The records:
----

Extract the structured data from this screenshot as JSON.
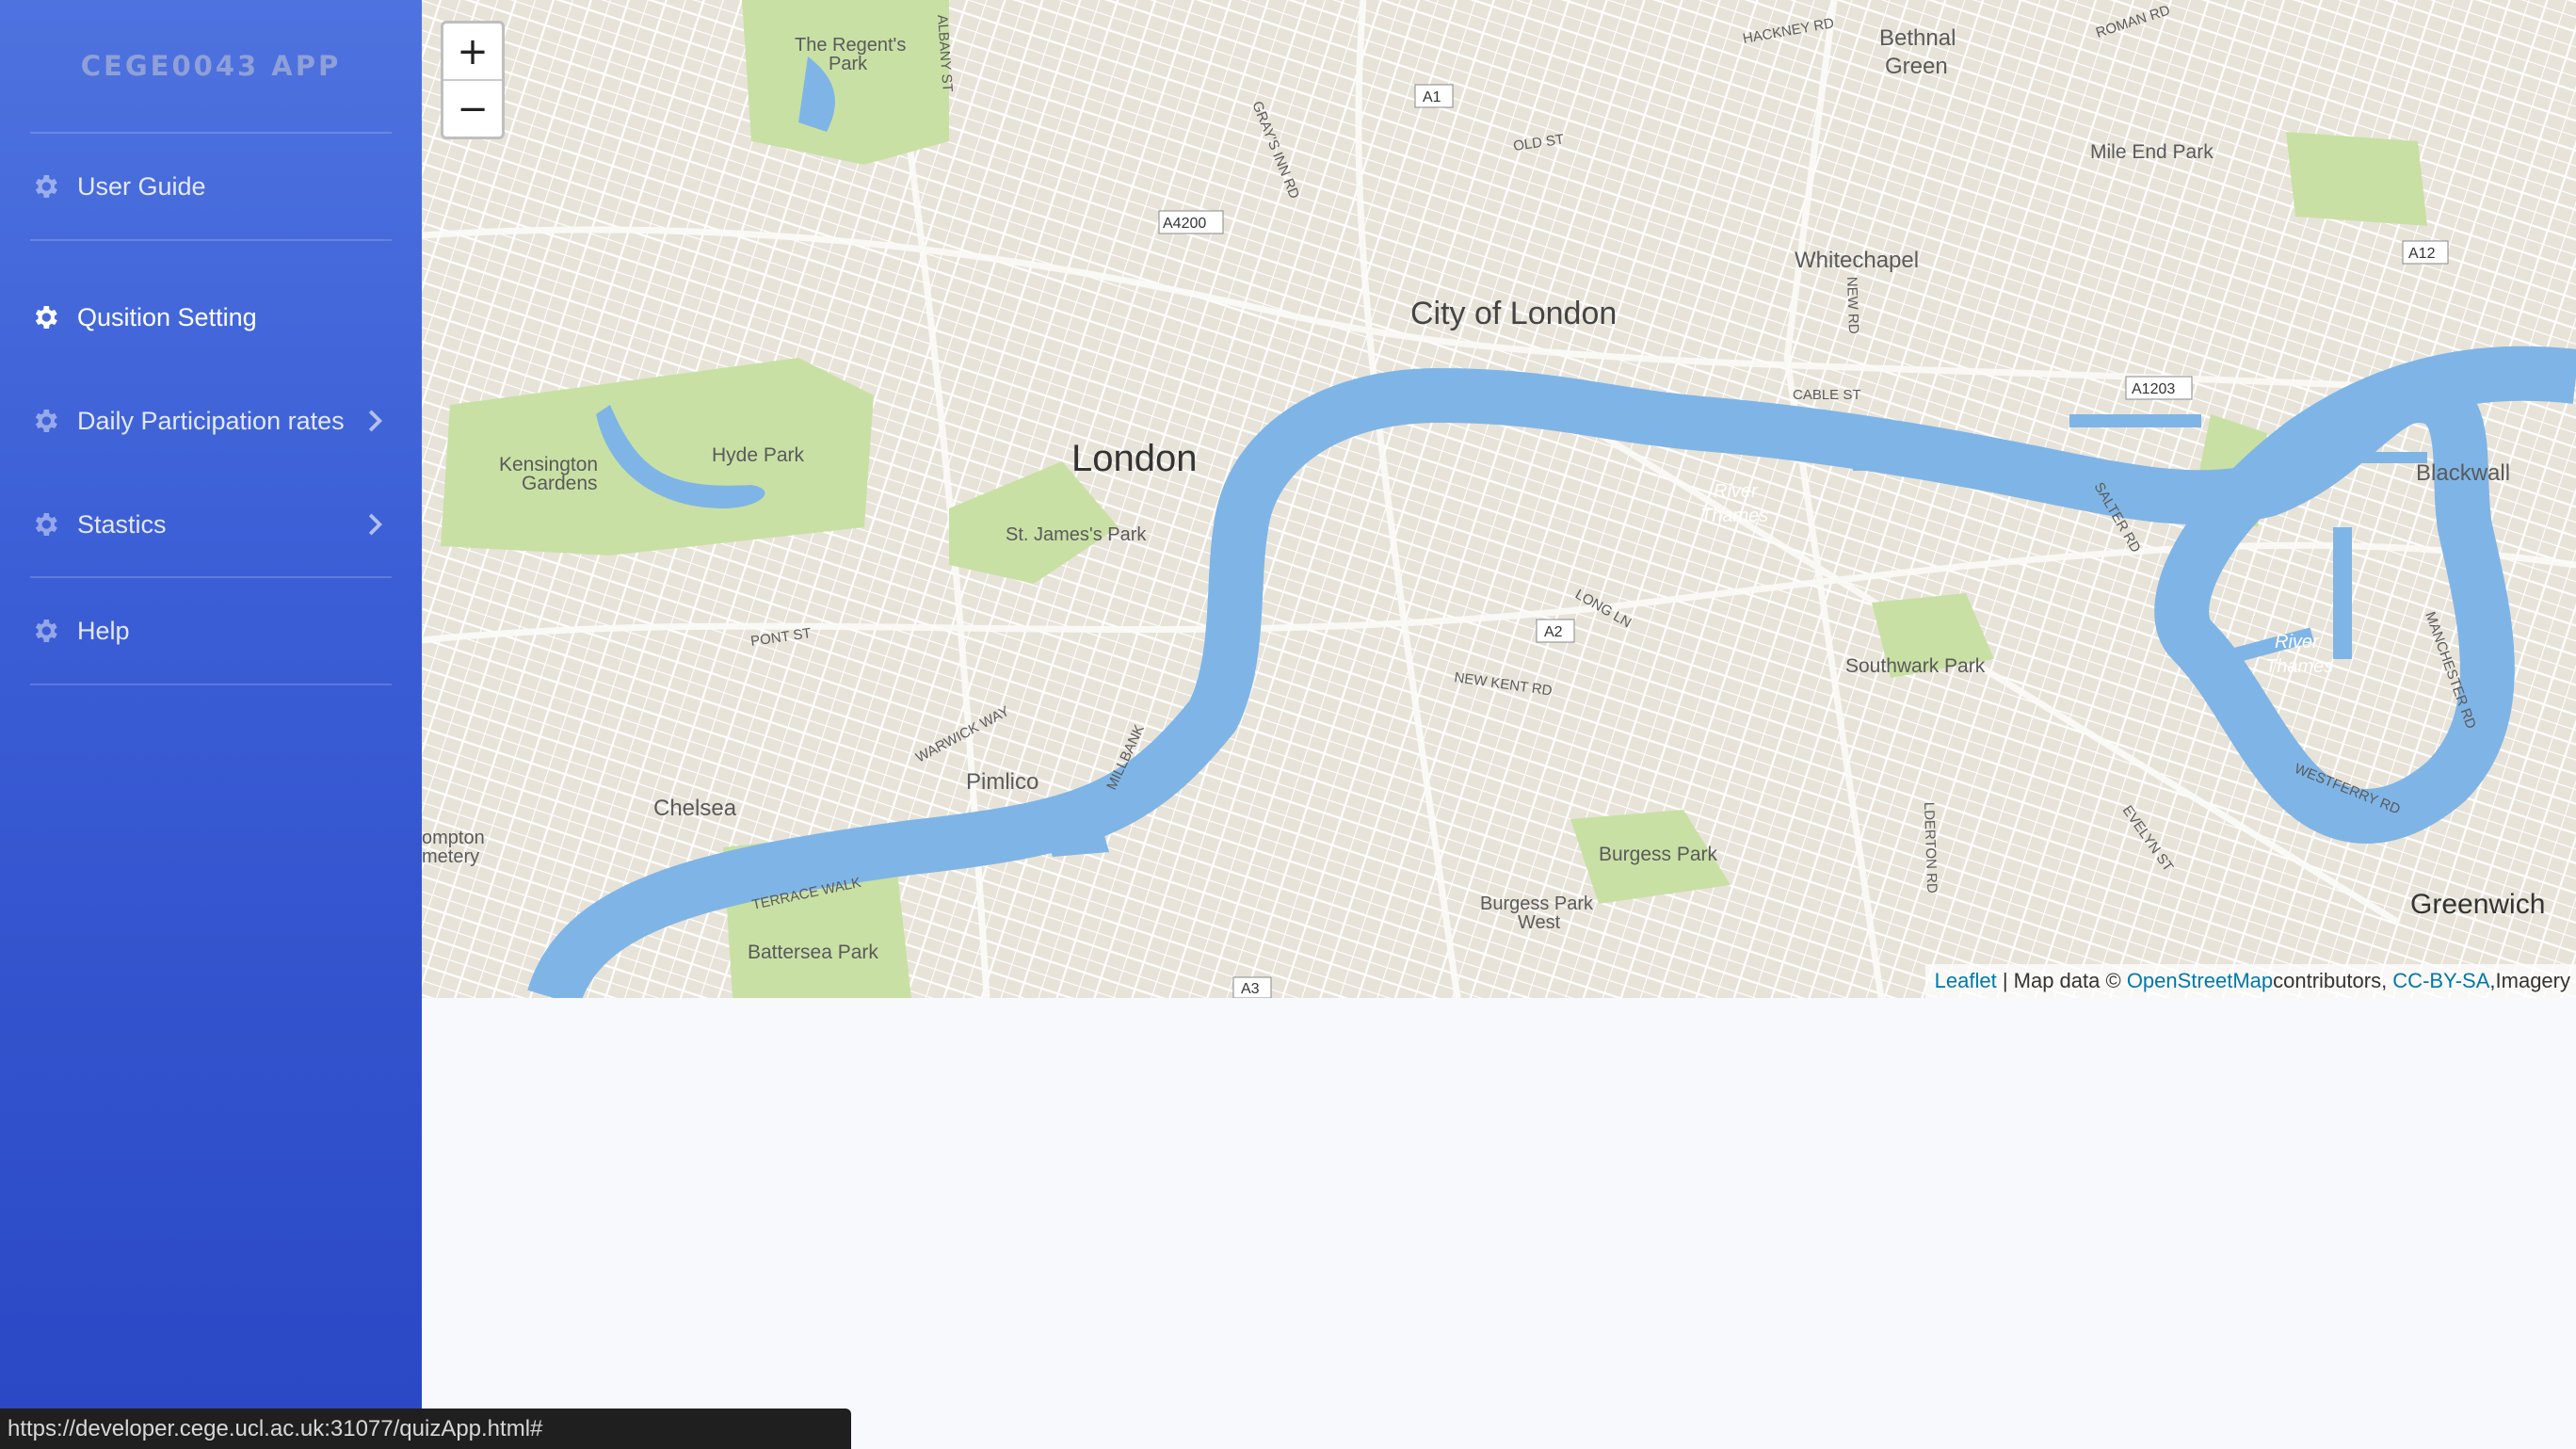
{
  "app": {
    "title": "CEGE0043 APP"
  },
  "sidebar": {
    "items": [
      {
        "label": "User Guide",
        "icon": "gear-icon",
        "has_submenu": false
      },
      {
        "label": "Qusition Setting",
        "icon": "gear-icon",
        "has_submenu": false
      },
      {
        "label": "Daily Participation rates",
        "icon": "gear-icon",
        "has_submenu": true
      },
      {
        "label": "Stastics",
        "icon": "gear-icon",
        "has_submenu": true
      },
      {
        "label": "Help",
        "icon": "gear-icon",
        "has_submenu": false
      }
    ]
  },
  "map": {
    "zoom_in_label": "+",
    "zoom_out_label": "−",
    "places": {
      "london": "London",
      "city_of_london": "City of London",
      "hyde_park": "Hyde Park",
      "kensington_gardens_1": "Kensington",
      "kensington_gardens_2": "Gardens",
      "regents_park_1": "The Regent's",
      "regents_park_2": "Park",
      "st_james_park": "St. James's Park",
      "whitechapel": "Whitechapel",
      "bethnal_green_1": "Bethnal",
      "bethnal_green_2": "Green",
      "mile_end_park": "Mile End Park",
      "blackwall": "Blackwall",
      "southwark_park": "Southwark Park",
      "burgess_park": "Burgess Park",
      "burgess_park_west_1": "Burgess Park",
      "burgess_park_west_2": "West",
      "pimlico": "Pimlico",
      "chelsea": "Chelsea",
      "battersea_park": "Battersea Park",
      "greenwich": "Greenwich",
      "river_thames_1": "River",
      "river_thames_2": "Thames",
      "brompton_1": "ompton",
      "brompton_2": "metery"
    },
    "roads": {
      "a1": "A1",
      "a4200": "A4200",
      "a12": "A12",
      "a1203": "A1203",
      "a2": "A2",
      "a3": "A3",
      "old_st": "OLD ST",
      "cable_st": "CABLE ST",
      "hackney_rd": "HACKNEY RD",
      "roman_rd": "ROMAN RD",
      "new_kent_rd": "NEW KENT RD",
      "long_ln": "LONG LN",
      "pont_st": "PONT ST",
      "warwick_way": "WARWICK WAY",
      "millbank": "MILLBANK",
      "terrace_walk": "TERRACE WALK",
      "salter_rd": "SALTER RD",
      "westferry_rd": "WESTFERRY RD",
      "evelyn_st": "EVELYN ST",
      "manchester_rd": "MANCHESTER RD",
      "grays_inn_rd": "GRAY'S INN RD",
      "albany_st": "ALBANY ST",
      "new_rd": "NEW RD",
      "alderton_rd": "LDERTON RD"
    },
    "attribution": {
      "leaflet": "Leaflet",
      "map_data": " | Map data © ",
      "osm": "OpenStreetMap",
      "contributors": "contributors, ",
      "license": "CC-BY-SA",
      "imagery": ",Imagery"
    }
  },
  "statusbar": {
    "url": "https://developer.cege.ucl.ac.uk:31077/quizApp.html#"
  },
  "colors": {
    "sidebar_top": "#4e73df",
    "sidebar_bottom": "#2a47c4",
    "water": "#7fb5e6",
    "park": "#c8dfa4",
    "land": "#e9e5dc"
  }
}
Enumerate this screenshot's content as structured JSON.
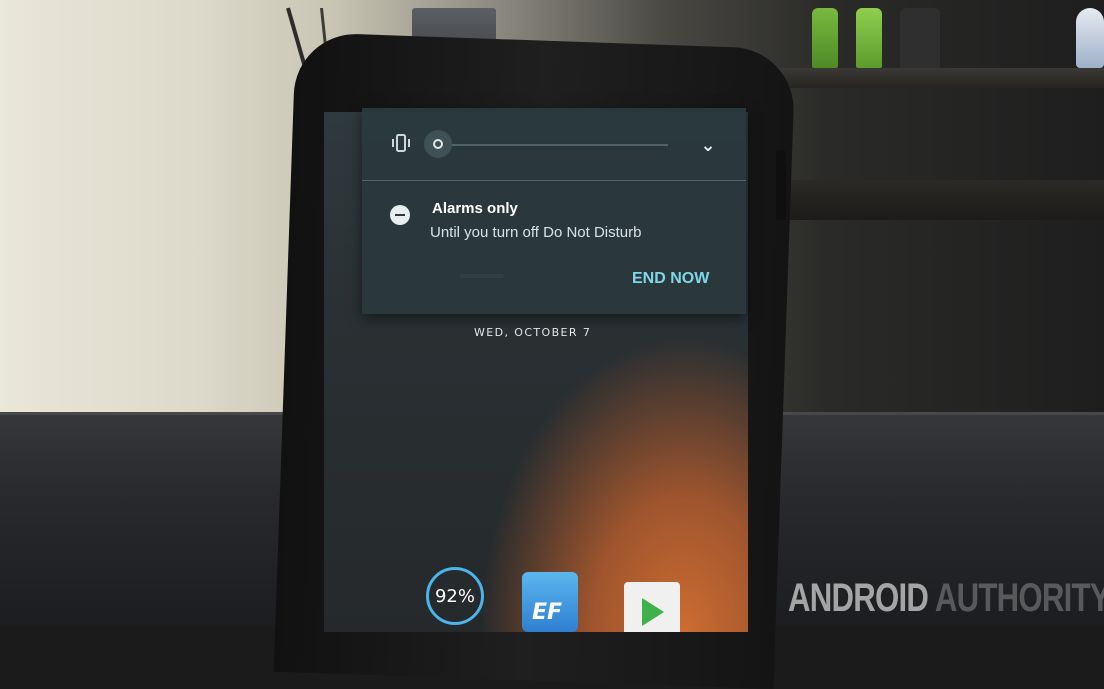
{
  "volume_panel": {
    "vibrate_icon": "vibrate-icon",
    "expand_icon": "chevron-down-icon",
    "expand_glyph": "⌄"
  },
  "dnd_notification": {
    "icon": "do-not-disturb-icon",
    "title": "Alarms only",
    "subtitle": "Until you turn off Do Not Disturb",
    "action_label": "END NOW"
  },
  "lockscreen": {
    "date": "WED, OCTOBER 7"
  },
  "dock": {
    "battery_percent": "92%",
    "ef_label": "EF"
  },
  "watermark": {
    "part1": "ANDROID",
    "part2": " AUTHORITY"
  },
  "colors": {
    "accent": "#7fd7e8",
    "shade_bg": "#2a393d",
    "battery_ring": "#4ab5e8"
  }
}
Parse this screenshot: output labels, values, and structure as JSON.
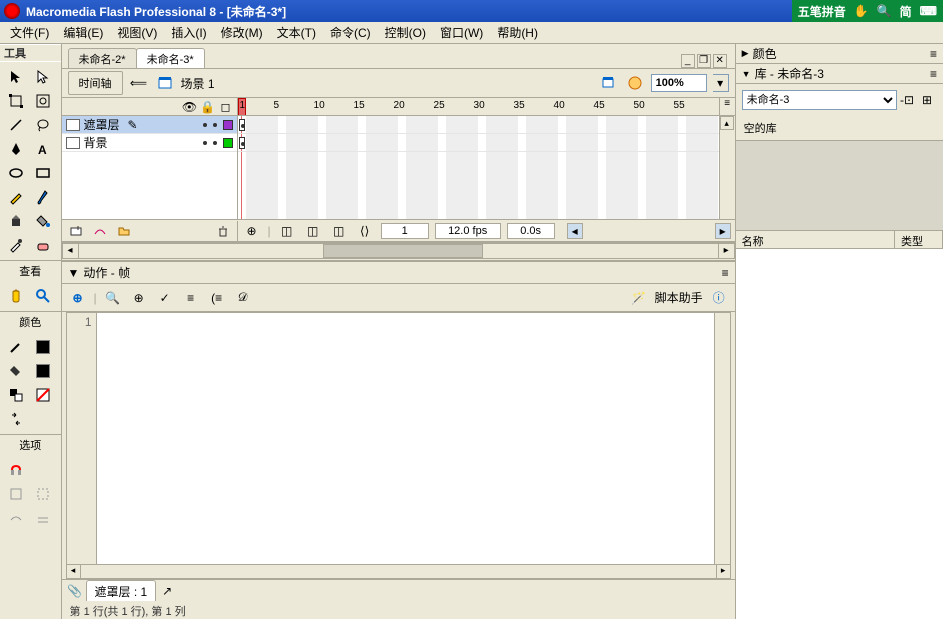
{
  "title": "Macromedia Flash Professional 8 - [未命名-3*]",
  "ime": {
    "name": "五笔拼音",
    "lang": "简"
  },
  "menu": [
    "文件(F)",
    "编辑(E)",
    "视图(V)",
    "插入(I)",
    "修改(M)",
    "文本(T)",
    "命令(C)",
    "控制(O)",
    "窗口(W)",
    "帮助(H)"
  ],
  "tools": {
    "title": "工具",
    "view_title": "查看",
    "color_title": "颜色",
    "options_title": "选项"
  },
  "docs": {
    "tabs": [
      "未命名-2*",
      "未命名-3*"
    ],
    "active": 1
  },
  "timeline_bar": {
    "timeline_btn": "时间轴",
    "scene_label": "场景 1",
    "zoom": "100%"
  },
  "ruler": {
    "marks": [
      "1",
      "5",
      "10",
      "15",
      "20",
      "25",
      "30",
      "35",
      "40",
      "45",
      "50",
      "55"
    ]
  },
  "layers": [
    {
      "name": "遮罩层",
      "selected": true,
      "color": "#9933cc"
    },
    {
      "name": "背景",
      "selected": false,
      "color": "#00cc00"
    }
  ],
  "timeline_footer": {
    "frame": "1",
    "fps": "12.0 fps",
    "time": "0.0s"
  },
  "actions": {
    "title": "动作 - 帧",
    "script_helper": "脚本助手",
    "line_no": "1",
    "tab_label": "遮罩层 : 1",
    "status": "第 1 行(共 1 行), 第 1 列"
  },
  "right": {
    "color_panel": "颜色",
    "library_panel": "库 - 未命名-3",
    "library_select": "未命名-3",
    "library_empty": "空的库",
    "col_name": "名称",
    "col_type": "类型"
  }
}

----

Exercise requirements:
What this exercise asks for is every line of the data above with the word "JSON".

Response to the exercise:
Extract the structured data from this screenshot as JSON.
Enumerate this screenshot's content as structured JSON.
Parse this screenshot: output labels, values, and structure as JSON.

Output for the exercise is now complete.